What is PSA?
PSA stands for prostate-specific antigen, which is a protein produced by the prostate gland in men. This protein is primarily used as a screening test for prostate cancer, although it can also be elevated due to non-cancerous conditions such as prostatitis (inflammation of the prostate) or benign prostatic hyperplasia (enlargement of the prostate).
It is important to note that having an elevated PSA level does not necessarily mean that a person has prostate cancer, as many factors can affect PSA levels. However, monitoring PSA levels is an important part of prostate cancer screening and can help detect the disease in its early stages when it is most treatable.
How is PSA Level Measured?
PSA levels are typically measured through a blood test called a PSA test. During this test, a small sample of blood is drawn from the arm and sent to a laboratory for analysis. The laboratory then measures the level of PSA in the blood and reports the result in nanograms per milliliter (ng/mL).
It is important to note that PSA levels can vary from person to person and can also fluctuate over time due to a variety of factors such as age, prostate size, and certain medications. Therefore, it is important to discuss any changes in PSA levels with a healthcare provider who can provide context and guidance on what the results may mean.
What is a Normal PSA Level?
A normal PSA level is typically considered to be between 0 and 4 ng/mL. However, it is important to note that PSA levels can vary depending on a person’s age and other factors. For example, PSA levels tend to increase as men age, and levels above 4 ng/mL may be considered normal for older men.

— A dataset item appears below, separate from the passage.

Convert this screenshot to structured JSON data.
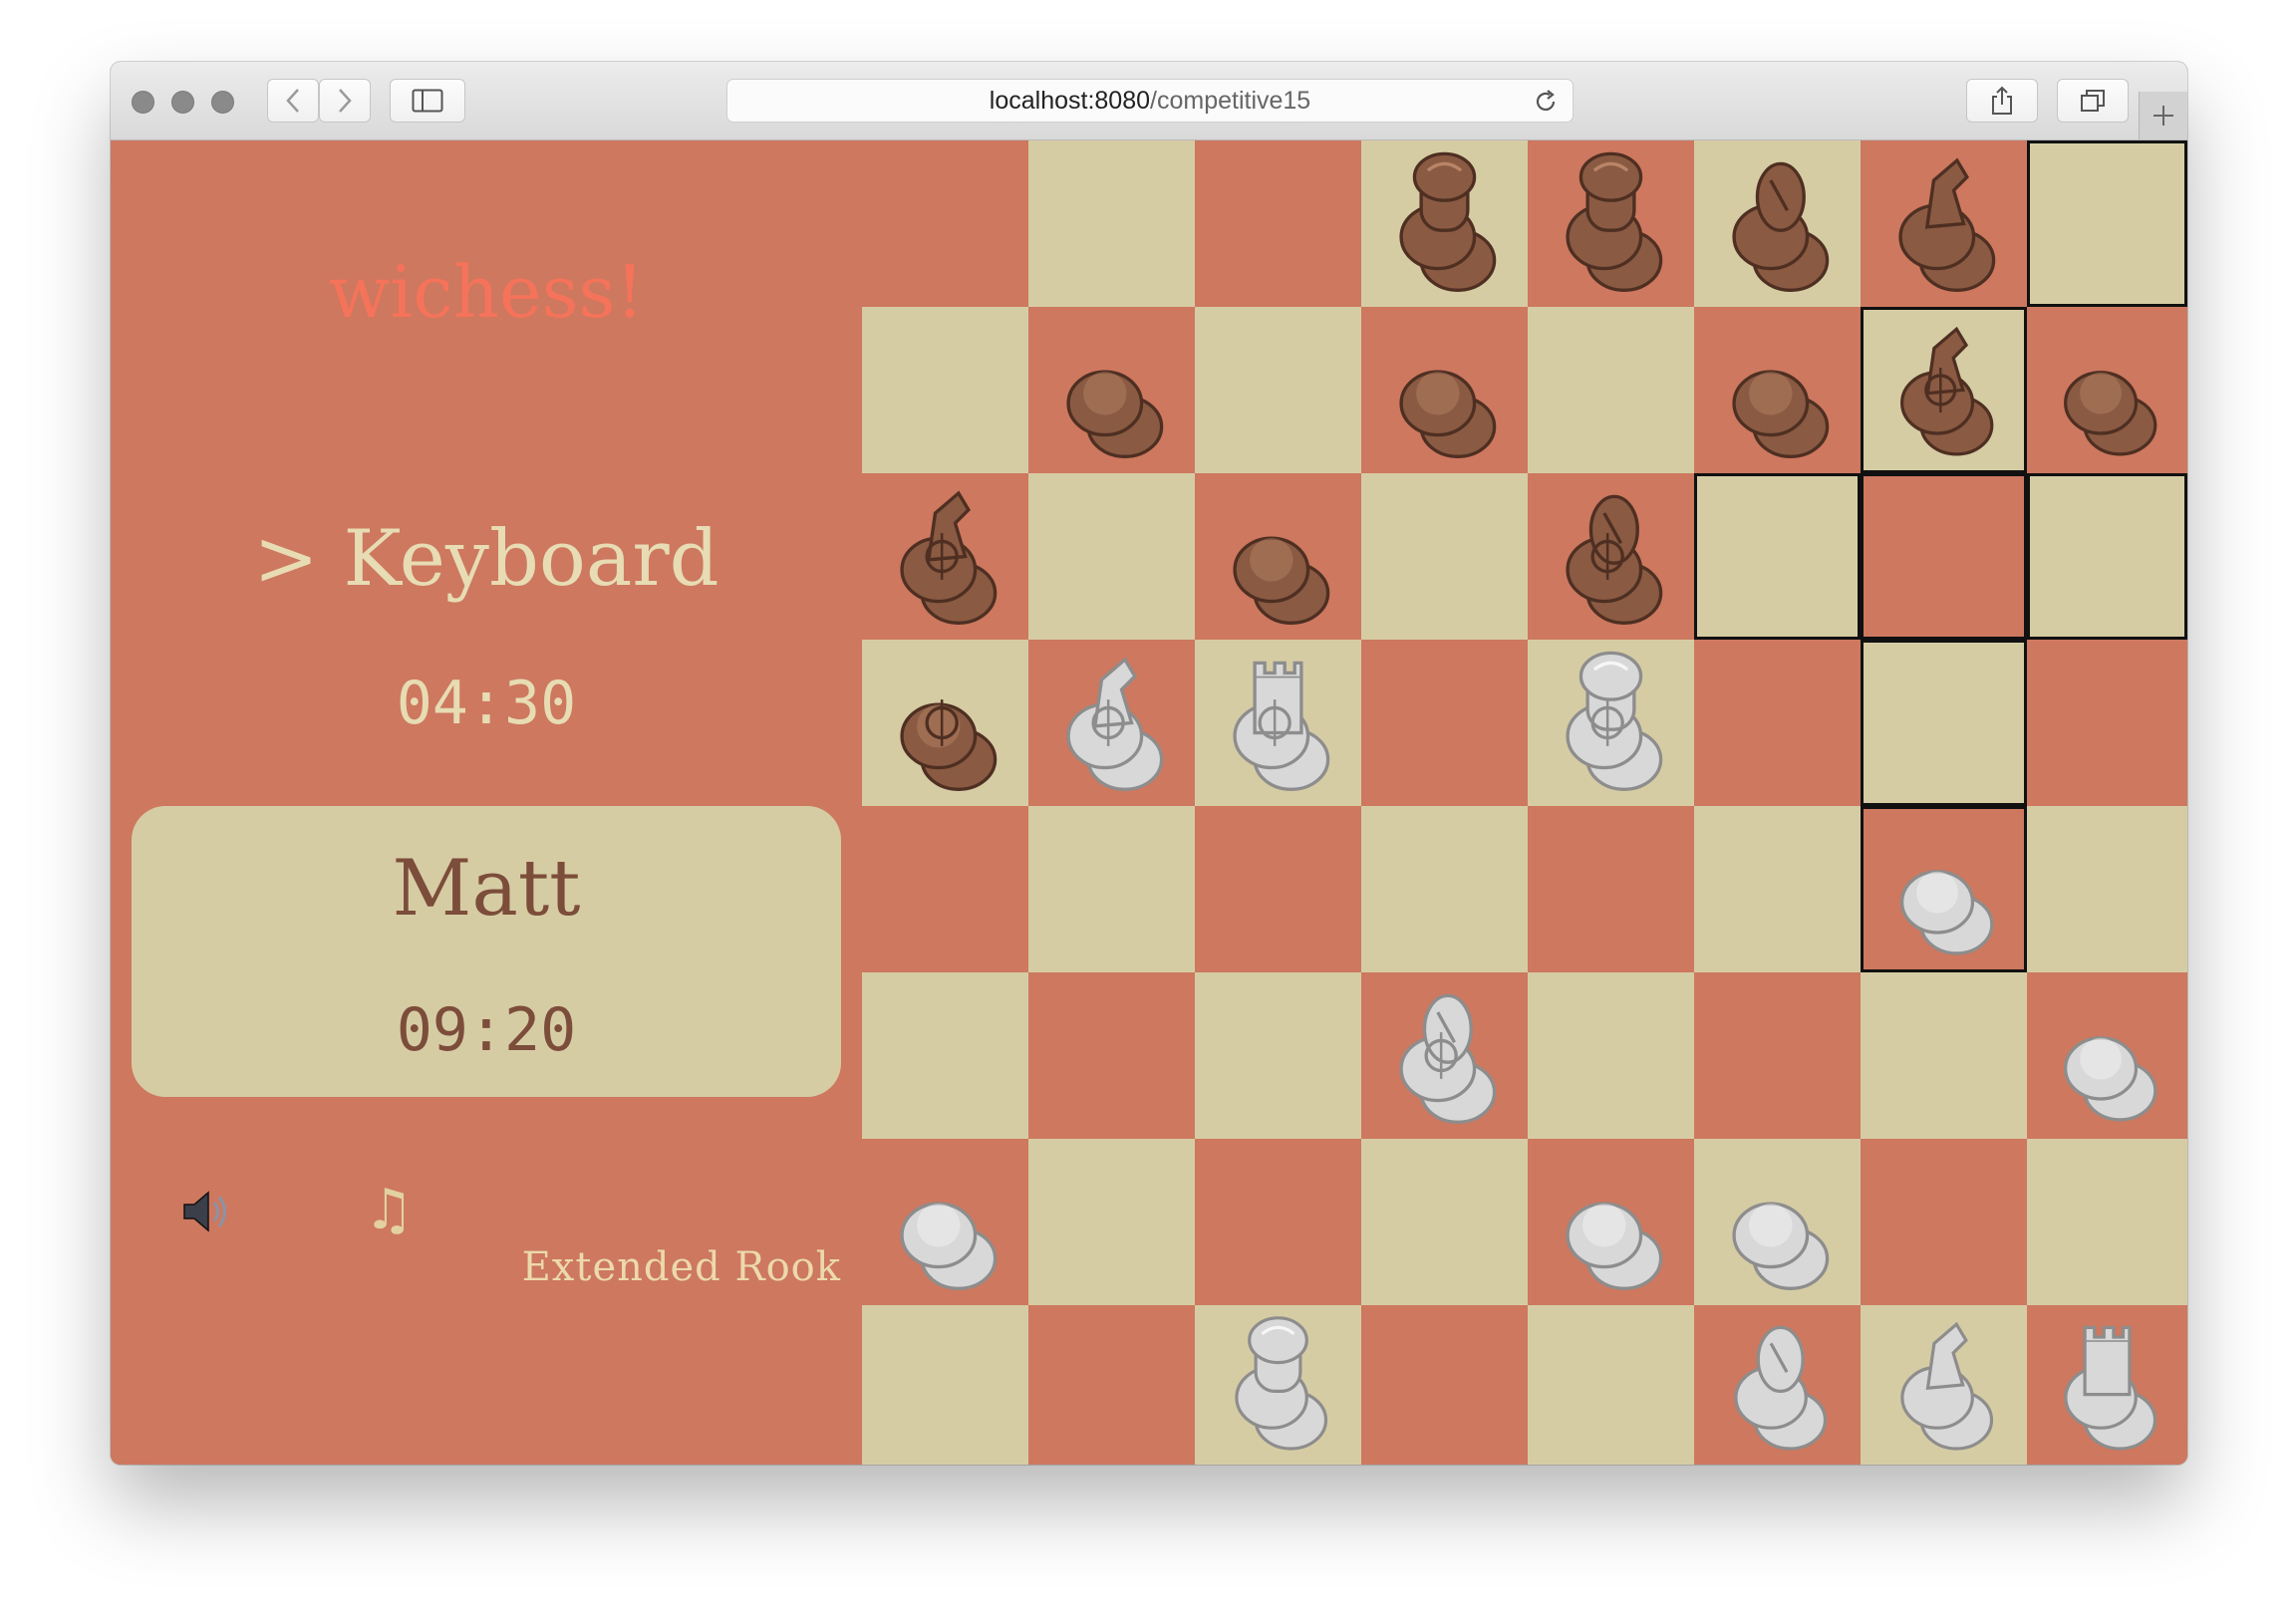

It is also important to remember that having a normal PSA level does not completely rule out the possibility of prostate cancer. Therefore, routine screening and monitoring of PSA levels may still be recommended by a healthcare provider.

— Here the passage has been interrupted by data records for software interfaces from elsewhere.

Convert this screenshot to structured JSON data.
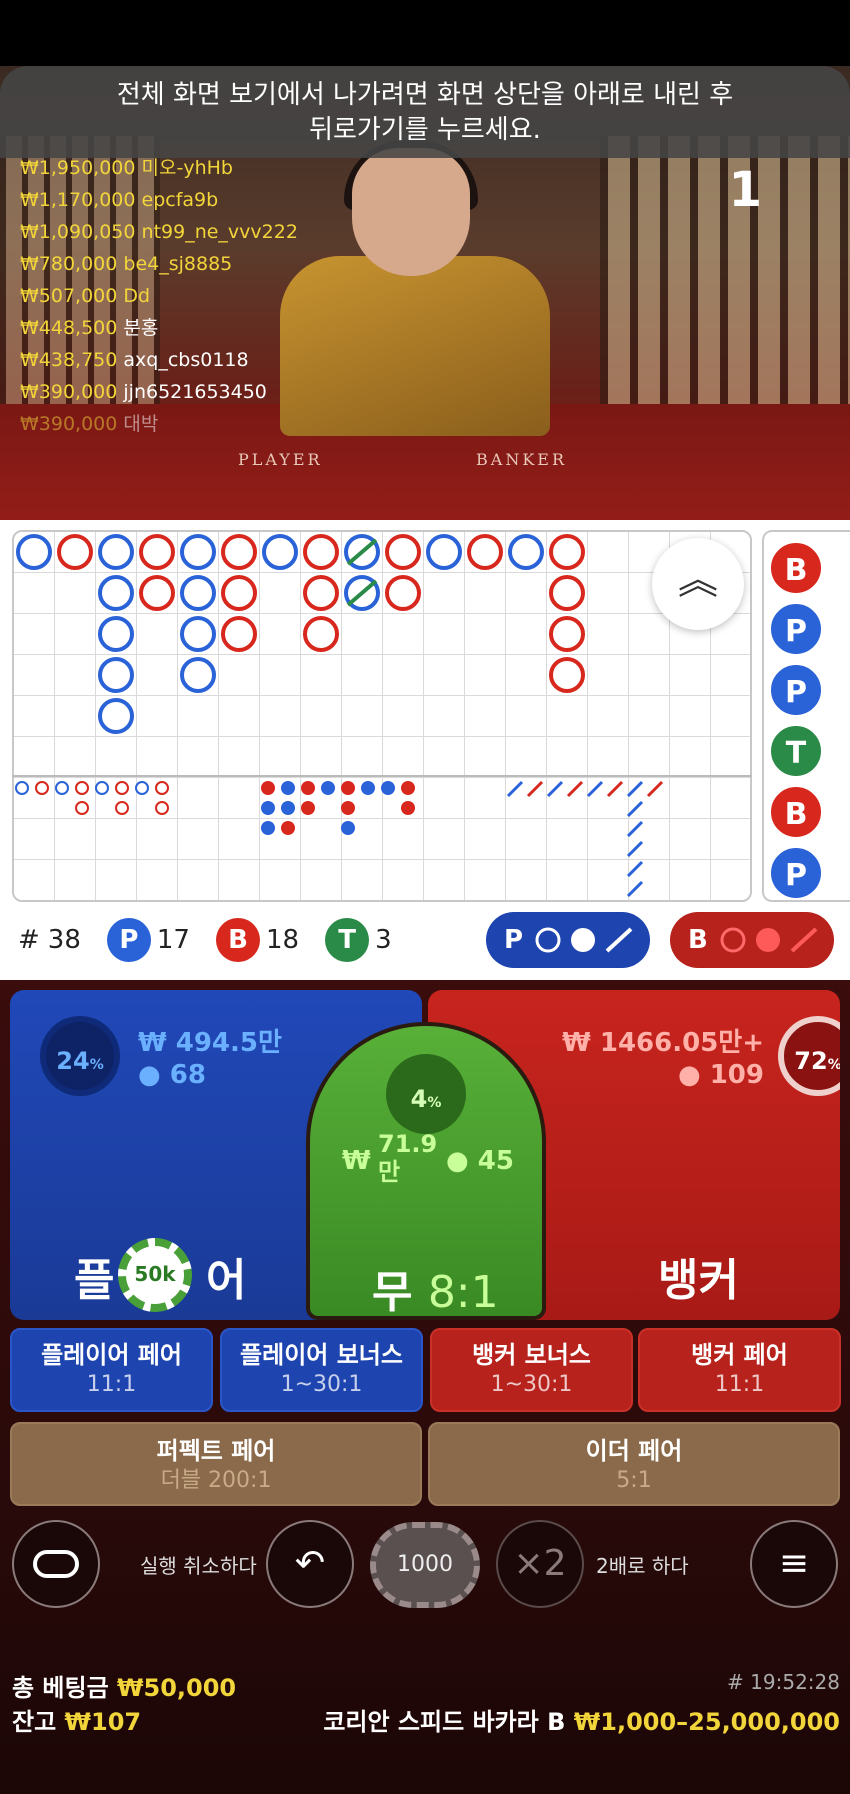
{
  "notice": {
    "line1": "전체 화면 보기에서 나가려면 화면 상단을 아래로 내린 후",
    "line2": "뒤로가기를 누르세요."
  },
  "round_indicator": "1",
  "table_labels": {
    "player": "PLAYER",
    "banker": "BANKER"
  },
  "leaderboard": [
    {
      "amount": "₩1,950,000",
      "name": "미오-yhHb"
    },
    {
      "amount": "₩1,170,000",
      "name": "epcfa9b"
    },
    {
      "amount": "₩1,090,050",
      "name": "nt99_ne_vvv222"
    },
    {
      "amount": "₩780,000",
      "name": "be4_sj8885"
    },
    {
      "amount": "₩507,000",
      "name": "Dd"
    },
    {
      "amount": "₩448,500",
      "name": "분홍"
    },
    {
      "amount": "₩438,750",
      "name": "axq_cbs0118"
    },
    {
      "amount": "₩390,000",
      "name": "jjn6521653450"
    },
    {
      "amount": "₩390,000",
      "name": "대박"
    }
  ],
  "bead_road": [
    "B",
    "P",
    "P",
    "T",
    "B",
    "P"
  ],
  "colors": {
    "player": "#2a62d8",
    "banker": "#d8281e",
    "tie": "#2a8a48",
    "gold": "#f2d53a"
  },
  "stats": {
    "total_label": "#",
    "total": "38",
    "player_letter": "P",
    "player_count": "17",
    "banker_letter": "B",
    "banker_count": "18",
    "tie_letter": "T",
    "tie_count": "3"
  },
  "predict": {
    "player": "P",
    "banker": "B"
  },
  "player_zone": {
    "pct": "24",
    "pct_unit": "%",
    "amount": "₩ 494.5만",
    "players": "68",
    "title_a": "플",
    "title_b": "어",
    "chip": "50k"
  },
  "banker_zone": {
    "pct": "72",
    "pct_unit": "%",
    "amount": "₩ 1466.05만+",
    "players": "109",
    "title": "뱅커"
  },
  "tie_zone": {
    "pct": "4",
    "pct_unit": "%",
    "amount_a": "₩",
    "amount_b": "71.9",
    "amount_c": "만",
    "players": "45",
    "title": "무",
    "odds": "8:1"
  },
  "side_bets": [
    {
      "label": "플레이어 페어",
      "odds": "11:1"
    },
    {
      "label": "플레이어 보너스",
      "odds": "1~30:1"
    },
    {
      "label": "뱅커 보너스",
      "odds": "1~30:1"
    },
    {
      "label": "뱅커 페어",
      "odds": "11:1"
    }
  ],
  "perfect_pair": {
    "label": "퍼펙트 페어",
    "odds": "더블 200:1"
  },
  "either_pair": {
    "label": "이더 페어",
    "odds": "5:1"
  },
  "controls": {
    "undo_label": "실행 취소하다",
    "chip_value": "1000",
    "double_label": "2배로 하다",
    "double_icon": "×2"
  },
  "footer": {
    "total_bet_label": "총 베팅금",
    "total_bet": "₩50,000",
    "balance_label": "잔고",
    "balance": "₩107",
    "game_id": "# 19:52:28",
    "table_name": "코리안 스피드 바카라 B",
    "limits": "₩1,000–25,000,000"
  }
}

What is Considered a High PSA Level?
A PSA level above 4 ng/mL is generally considered to be high and may indicate an increased risk for prostate cancer. However, it is important to note that some men with a PSA level below 4 ng/mL may still have prostate cancer, and some men with a PSA level above 4 ng/mL may not have prostate cancer.
In addition to prostate cancer, a high PSA level can also be caused by other non-cancerous conditions such as prostatitis or benign prostatic hyperplasia. Therefore, further testing and evaluation may be needed to determine the cause of a high PSA level and whether or not prostate cancer is present.
When Should You Be Concerned About a Dangerous PSA Level?
A dangerous PSA level is generally considered to be a level that indicates a high risk for prostate cancer or other serious conditions. In general, a PSA level above 10 ng/mL is considered to be very high and may indicate a high risk for aggressive prostate cancer.
However, it is important to note that the decision to pursue further testing and treatment for a high PSA level should be made in consultation with a healthcare provider. Other factors such as a person’s age, overall health, and family history of prostate cancer should also be taken into consideration when making treatment decisions.
It is also important to remember that not all prostate cancers require immediate treatment, and some may be managed through active surveillance or watchful waiting. Therefore, regular monitoring of PSA levels and close communication with a healthcare provider is essential for managing a dangerous PSA level and making informed treatment decisions.